The last time Crosby went through such a rut - the previous worst of his career - was when he went pointless seven times through a 10-game stretch in early 2009. Coach Michel Therrien was fired less than a month later; Dan Bylsma opened it up and the Penguins won the Stanley Cup that spring.

For now, Crosby has remained calm on the outside, although Tocchet said he senses some obvious frustration. Crosby said earlier Wednesday he still trusted the Penguins’ offence would come from solid defensive posture. He was not available post-game.

“I don’t think buy-in is an issue with us,” Crosby said after the morning skate. “I think it’s a matter of finding ways to finish. We’ve been pretty good defensively and that’s usually a pretty good indicator of how (committed you are) and how you are structurally that way. I think when you’re good defensively, you believe that pucks will find a way to go in offensively.”

We’ve seen in the past the impact a coach can have on a star’s offensive production. Under defence-first Dale Hunter, Crosby’s arch-nemesis Alex Ovechkin bought in, but was limited to 30 goals. His numbers have since rebounded. Not every coach’s personal philosophy meshes with the makeup of his team.

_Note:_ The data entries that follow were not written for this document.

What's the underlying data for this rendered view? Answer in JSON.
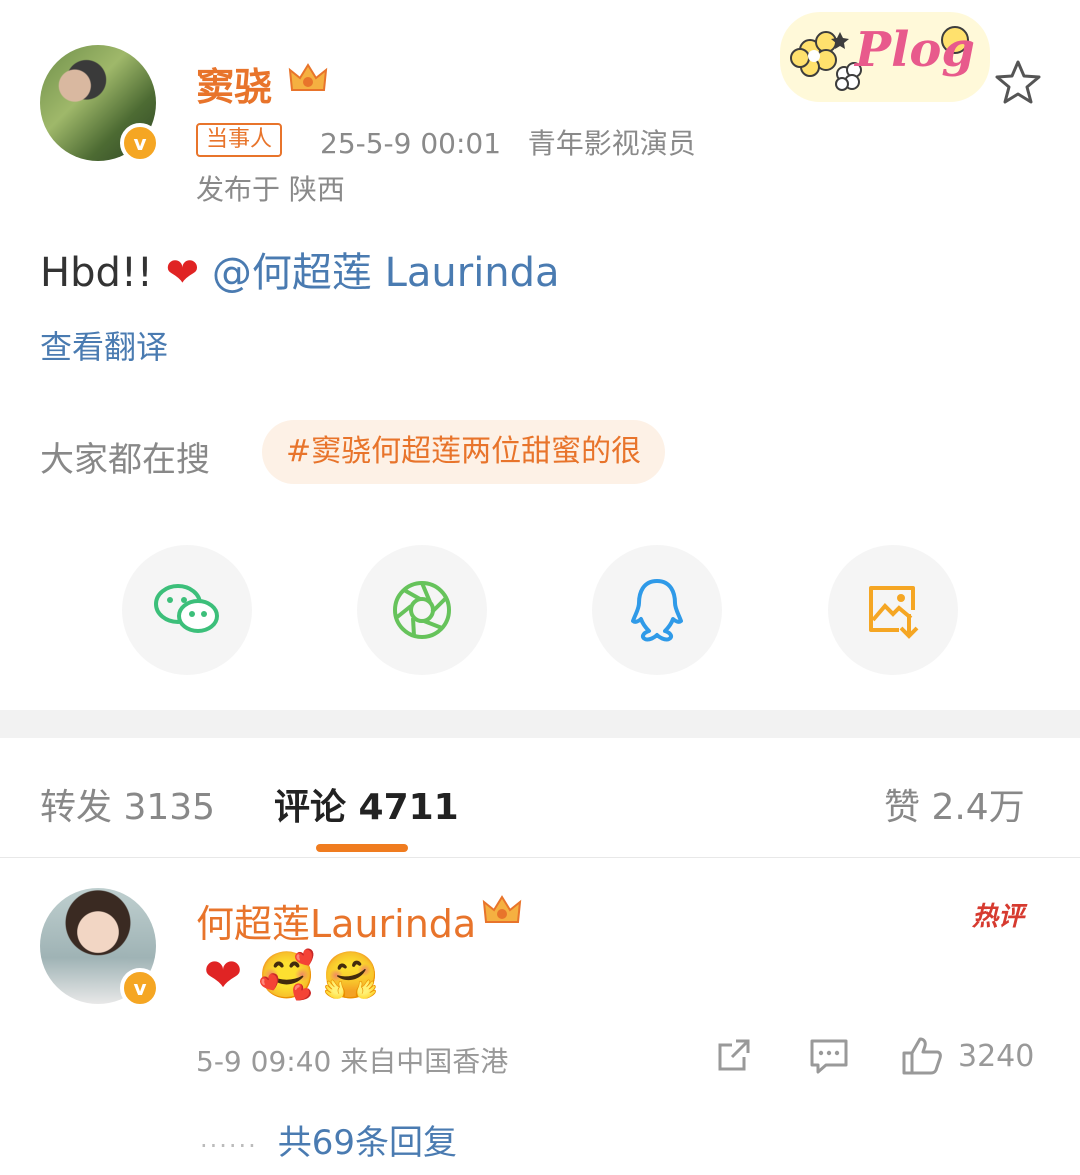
{
  "post": {
    "author": "窦骁",
    "tag": "当事人",
    "timestamp": "25-5-9 00:01",
    "role": "青年影视演员",
    "location": "发布于 陕西",
    "sticker_text": "Plog",
    "content_text": "Hbd!!",
    "content_heart": "❤",
    "mention": "@何超莲 Laurinda",
    "translate": "查看翻译",
    "search_label": "大家都在搜",
    "hot_search": "#窦骁何超莲两位甜蜜的很",
    "verified_badge": "v",
    "icons": [
      "star-icon",
      "crown-icon"
    ]
  },
  "share": {
    "buttons": [
      "wechat-icon",
      "moments-icon",
      "qq-icon",
      "save-image-icon"
    ],
    "colors": {
      "wechat": "#3cbf7a",
      "moments": "#66c35b",
      "qq": "#2f9ae8",
      "save": "#f5a623"
    }
  },
  "tabs": {
    "repost": "转发 3135",
    "comments": "评论 4711",
    "likes": "赞 2.4万"
  },
  "comment": {
    "author": "何超莲Laurinda",
    "hot_badge": "热评",
    "emojis": [
      "❤",
      "🥰",
      "🤗"
    ],
    "time_location": "5-9 09:40 来自中国香港",
    "like_count": "3240",
    "replies": "共69条回复",
    "replies_dots": "······"
  },
  "accent_color": "#e8742b",
  "link_color": "#4a7bb1"
}
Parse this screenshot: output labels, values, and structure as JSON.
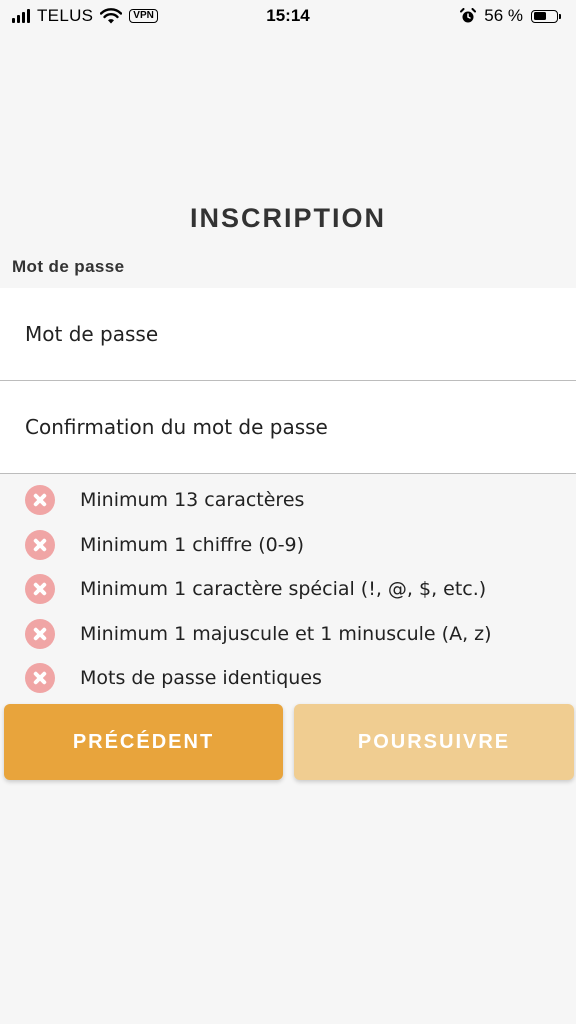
{
  "status_bar": {
    "carrier": "TELUS",
    "vpn": "VPN",
    "time": "15:14",
    "battery_percent": "56 %",
    "battery_level": 0.56
  },
  "page": {
    "title": "INSCRIPTION",
    "section_label": "Mot de passe"
  },
  "fields": {
    "password_placeholder": "Mot de passe",
    "password_value": "",
    "confirm_placeholder": "Confirmation du mot de passe",
    "confirm_value": ""
  },
  "rules": [
    {
      "label": "Minimum 13 caractères",
      "status": "failed",
      "icon": "close-icon"
    },
    {
      "label": "Minimum 1 chiffre (0-9)",
      "status": "failed",
      "icon": "close-icon"
    },
    {
      "label": "Minimum 1 caractère spécial (!, @, $, etc.)",
      "status": "failed",
      "icon": "close-icon"
    },
    {
      "label": "Minimum 1 majuscule et 1 minuscule (A, z)",
      "status": "failed",
      "icon": "close-icon"
    },
    {
      "label": "Mots de passe identiques",
      "status": "failed",
      "icon": "close-icon"
    }
  ],
  "buttons": {
    "previous_label": "PRÉCÉDENT",
    "next_label": "POURSUIVRE",
    "next_enabled": false
  },
  "colors": {
    "accent": "#e8a43c",
    "accent_disabled": "#f0cd91",
    "error_icon": "#f0a5a5",
    "background": "#f6f6f6"
  }
}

In this case, Johnston seems to be pushing the Penguins to win behind Fleury, and the third least expensive blueline ($16.2 million) in the NHL with a team concept. They are searching for an identity after nine games. And Crosby is still searching for answers. He’s failed to register a point in nearly half (23) of his last 50 games, dating back to last season.

“I think expectations for us to score five or six goals, that’s just the outside world talking,” Tocchet said. “For us, we just want to play a team game. That should be out mindset when we hit the ice. We don’t have a game plan that says let’s win the game 6-5. We just try to win the game.”

Frank Seravalli can be reached at